**Work to complete**
Whenever a line contains the string "Untitled", copy it out of the entries.

Page and application data records

§ §

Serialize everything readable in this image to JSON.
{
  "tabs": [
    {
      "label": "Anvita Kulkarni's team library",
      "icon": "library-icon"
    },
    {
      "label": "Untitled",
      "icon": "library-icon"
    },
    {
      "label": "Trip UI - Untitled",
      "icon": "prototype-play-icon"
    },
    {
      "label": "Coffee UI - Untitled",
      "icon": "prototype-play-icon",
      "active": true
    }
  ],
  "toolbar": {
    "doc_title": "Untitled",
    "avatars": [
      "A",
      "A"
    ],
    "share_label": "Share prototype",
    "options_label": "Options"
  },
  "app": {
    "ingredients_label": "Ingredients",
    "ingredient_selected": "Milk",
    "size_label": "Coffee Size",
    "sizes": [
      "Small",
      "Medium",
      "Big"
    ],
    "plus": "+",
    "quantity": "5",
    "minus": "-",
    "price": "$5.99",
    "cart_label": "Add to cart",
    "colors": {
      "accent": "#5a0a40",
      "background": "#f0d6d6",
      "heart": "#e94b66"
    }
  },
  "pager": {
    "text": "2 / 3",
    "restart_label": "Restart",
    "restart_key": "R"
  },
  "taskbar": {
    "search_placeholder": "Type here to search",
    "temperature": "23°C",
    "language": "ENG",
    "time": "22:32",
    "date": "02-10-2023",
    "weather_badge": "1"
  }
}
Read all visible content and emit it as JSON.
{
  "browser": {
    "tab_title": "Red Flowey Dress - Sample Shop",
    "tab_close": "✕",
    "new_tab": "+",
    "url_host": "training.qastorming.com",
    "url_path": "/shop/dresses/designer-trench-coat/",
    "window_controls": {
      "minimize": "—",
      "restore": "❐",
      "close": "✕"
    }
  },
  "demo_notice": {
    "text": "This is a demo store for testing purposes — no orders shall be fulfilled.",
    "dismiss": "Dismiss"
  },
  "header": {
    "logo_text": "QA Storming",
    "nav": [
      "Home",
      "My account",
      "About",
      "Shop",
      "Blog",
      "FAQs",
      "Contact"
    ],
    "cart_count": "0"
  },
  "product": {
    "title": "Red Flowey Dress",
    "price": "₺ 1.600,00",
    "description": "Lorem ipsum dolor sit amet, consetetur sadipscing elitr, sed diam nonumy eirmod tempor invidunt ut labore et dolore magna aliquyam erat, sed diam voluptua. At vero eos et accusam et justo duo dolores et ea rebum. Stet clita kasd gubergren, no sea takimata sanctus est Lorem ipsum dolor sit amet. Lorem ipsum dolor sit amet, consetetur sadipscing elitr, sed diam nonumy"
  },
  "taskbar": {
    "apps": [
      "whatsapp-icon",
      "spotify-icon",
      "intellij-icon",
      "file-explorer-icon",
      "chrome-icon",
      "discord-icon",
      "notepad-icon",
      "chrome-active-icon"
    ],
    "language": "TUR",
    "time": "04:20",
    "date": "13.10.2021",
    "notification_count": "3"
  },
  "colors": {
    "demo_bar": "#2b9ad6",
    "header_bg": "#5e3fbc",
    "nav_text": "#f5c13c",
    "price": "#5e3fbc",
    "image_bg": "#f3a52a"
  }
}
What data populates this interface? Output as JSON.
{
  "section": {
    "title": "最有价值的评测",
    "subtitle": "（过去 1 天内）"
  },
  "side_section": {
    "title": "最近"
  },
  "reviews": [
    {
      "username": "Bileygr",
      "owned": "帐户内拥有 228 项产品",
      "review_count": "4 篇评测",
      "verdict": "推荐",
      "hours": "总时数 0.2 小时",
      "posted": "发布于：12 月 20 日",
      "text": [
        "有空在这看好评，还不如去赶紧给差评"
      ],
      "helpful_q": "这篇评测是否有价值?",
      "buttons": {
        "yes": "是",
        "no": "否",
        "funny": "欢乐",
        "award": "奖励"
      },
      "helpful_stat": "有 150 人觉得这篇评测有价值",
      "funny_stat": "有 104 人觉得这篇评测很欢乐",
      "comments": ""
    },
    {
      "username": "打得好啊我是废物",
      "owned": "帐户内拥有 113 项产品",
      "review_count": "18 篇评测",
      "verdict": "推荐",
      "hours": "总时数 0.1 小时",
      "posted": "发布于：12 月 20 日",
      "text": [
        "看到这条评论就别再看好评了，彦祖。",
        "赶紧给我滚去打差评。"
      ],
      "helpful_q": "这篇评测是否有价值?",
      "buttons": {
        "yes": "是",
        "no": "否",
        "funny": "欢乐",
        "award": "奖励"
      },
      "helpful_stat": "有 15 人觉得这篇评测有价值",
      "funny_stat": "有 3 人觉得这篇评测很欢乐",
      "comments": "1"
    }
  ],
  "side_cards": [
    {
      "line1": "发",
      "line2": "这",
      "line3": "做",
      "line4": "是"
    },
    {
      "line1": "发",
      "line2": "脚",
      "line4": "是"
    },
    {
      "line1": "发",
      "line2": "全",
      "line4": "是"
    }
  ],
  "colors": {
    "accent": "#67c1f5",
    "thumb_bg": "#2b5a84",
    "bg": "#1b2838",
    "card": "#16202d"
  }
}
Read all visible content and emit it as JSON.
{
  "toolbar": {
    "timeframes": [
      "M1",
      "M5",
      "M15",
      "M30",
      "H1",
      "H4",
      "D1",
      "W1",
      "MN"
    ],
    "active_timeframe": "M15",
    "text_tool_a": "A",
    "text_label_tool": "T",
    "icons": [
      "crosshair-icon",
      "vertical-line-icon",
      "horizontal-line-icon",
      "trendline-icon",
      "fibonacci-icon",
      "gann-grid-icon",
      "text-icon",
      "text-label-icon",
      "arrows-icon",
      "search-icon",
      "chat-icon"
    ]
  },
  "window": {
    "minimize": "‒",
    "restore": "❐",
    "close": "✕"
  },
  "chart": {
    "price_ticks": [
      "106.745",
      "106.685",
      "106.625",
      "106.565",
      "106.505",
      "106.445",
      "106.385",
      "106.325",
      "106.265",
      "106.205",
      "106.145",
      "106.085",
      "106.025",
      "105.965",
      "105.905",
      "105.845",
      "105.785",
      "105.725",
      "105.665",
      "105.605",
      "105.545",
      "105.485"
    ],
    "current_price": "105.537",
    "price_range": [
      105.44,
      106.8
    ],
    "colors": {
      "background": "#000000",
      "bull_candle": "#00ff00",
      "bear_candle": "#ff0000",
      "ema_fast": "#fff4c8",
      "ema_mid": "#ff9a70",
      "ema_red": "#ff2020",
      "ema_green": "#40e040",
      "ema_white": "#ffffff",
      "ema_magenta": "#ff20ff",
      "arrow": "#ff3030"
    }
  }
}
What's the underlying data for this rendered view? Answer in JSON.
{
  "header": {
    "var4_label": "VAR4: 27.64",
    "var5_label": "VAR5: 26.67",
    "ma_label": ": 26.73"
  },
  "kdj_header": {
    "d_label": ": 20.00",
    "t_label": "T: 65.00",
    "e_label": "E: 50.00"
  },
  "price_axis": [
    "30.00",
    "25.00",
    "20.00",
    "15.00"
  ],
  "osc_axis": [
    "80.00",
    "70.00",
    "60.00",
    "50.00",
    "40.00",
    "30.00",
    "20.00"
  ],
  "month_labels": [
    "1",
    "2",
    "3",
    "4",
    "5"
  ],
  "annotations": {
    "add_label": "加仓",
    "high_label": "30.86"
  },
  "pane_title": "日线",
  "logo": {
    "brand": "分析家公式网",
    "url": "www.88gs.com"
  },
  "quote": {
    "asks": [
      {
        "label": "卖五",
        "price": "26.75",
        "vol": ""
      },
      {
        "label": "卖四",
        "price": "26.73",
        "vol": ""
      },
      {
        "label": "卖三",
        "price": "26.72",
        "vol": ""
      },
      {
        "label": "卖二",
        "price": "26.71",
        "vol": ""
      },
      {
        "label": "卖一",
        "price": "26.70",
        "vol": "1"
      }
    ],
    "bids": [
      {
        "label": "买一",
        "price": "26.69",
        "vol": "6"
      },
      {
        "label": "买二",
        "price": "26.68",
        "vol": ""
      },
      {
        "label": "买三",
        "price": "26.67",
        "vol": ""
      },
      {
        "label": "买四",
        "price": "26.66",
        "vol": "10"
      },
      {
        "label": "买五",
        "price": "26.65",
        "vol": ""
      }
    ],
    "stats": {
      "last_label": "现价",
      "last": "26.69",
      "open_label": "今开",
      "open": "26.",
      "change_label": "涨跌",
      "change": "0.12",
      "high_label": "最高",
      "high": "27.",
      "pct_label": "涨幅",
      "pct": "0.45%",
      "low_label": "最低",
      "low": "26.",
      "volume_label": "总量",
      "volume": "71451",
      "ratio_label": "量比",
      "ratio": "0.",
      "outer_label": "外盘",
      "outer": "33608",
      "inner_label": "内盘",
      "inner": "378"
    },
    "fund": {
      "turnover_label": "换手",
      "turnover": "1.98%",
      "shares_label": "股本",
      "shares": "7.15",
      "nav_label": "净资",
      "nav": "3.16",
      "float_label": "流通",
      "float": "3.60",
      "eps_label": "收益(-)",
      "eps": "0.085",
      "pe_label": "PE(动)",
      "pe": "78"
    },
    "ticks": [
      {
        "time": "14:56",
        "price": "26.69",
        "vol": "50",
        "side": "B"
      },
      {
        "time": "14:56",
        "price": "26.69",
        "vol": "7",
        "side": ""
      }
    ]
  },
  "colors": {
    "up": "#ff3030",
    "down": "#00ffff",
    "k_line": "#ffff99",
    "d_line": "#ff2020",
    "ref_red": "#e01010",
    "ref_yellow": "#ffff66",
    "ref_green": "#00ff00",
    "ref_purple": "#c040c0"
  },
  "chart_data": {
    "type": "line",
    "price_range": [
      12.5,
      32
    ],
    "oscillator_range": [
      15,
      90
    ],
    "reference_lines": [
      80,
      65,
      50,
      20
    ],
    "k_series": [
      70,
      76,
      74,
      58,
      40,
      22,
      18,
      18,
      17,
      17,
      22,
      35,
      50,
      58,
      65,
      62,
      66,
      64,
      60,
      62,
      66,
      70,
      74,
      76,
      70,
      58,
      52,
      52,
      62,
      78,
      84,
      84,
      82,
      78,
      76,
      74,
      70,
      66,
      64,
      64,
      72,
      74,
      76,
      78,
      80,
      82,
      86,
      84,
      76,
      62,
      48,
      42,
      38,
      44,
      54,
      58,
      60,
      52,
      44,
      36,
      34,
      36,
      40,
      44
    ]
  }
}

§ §

**Answer for this exercise**
      "label": "Untitled",
      "label": "Trip UI - Untitled",
      "label": "Coffee UI - Untitled",
    "doc_title": "Untitled",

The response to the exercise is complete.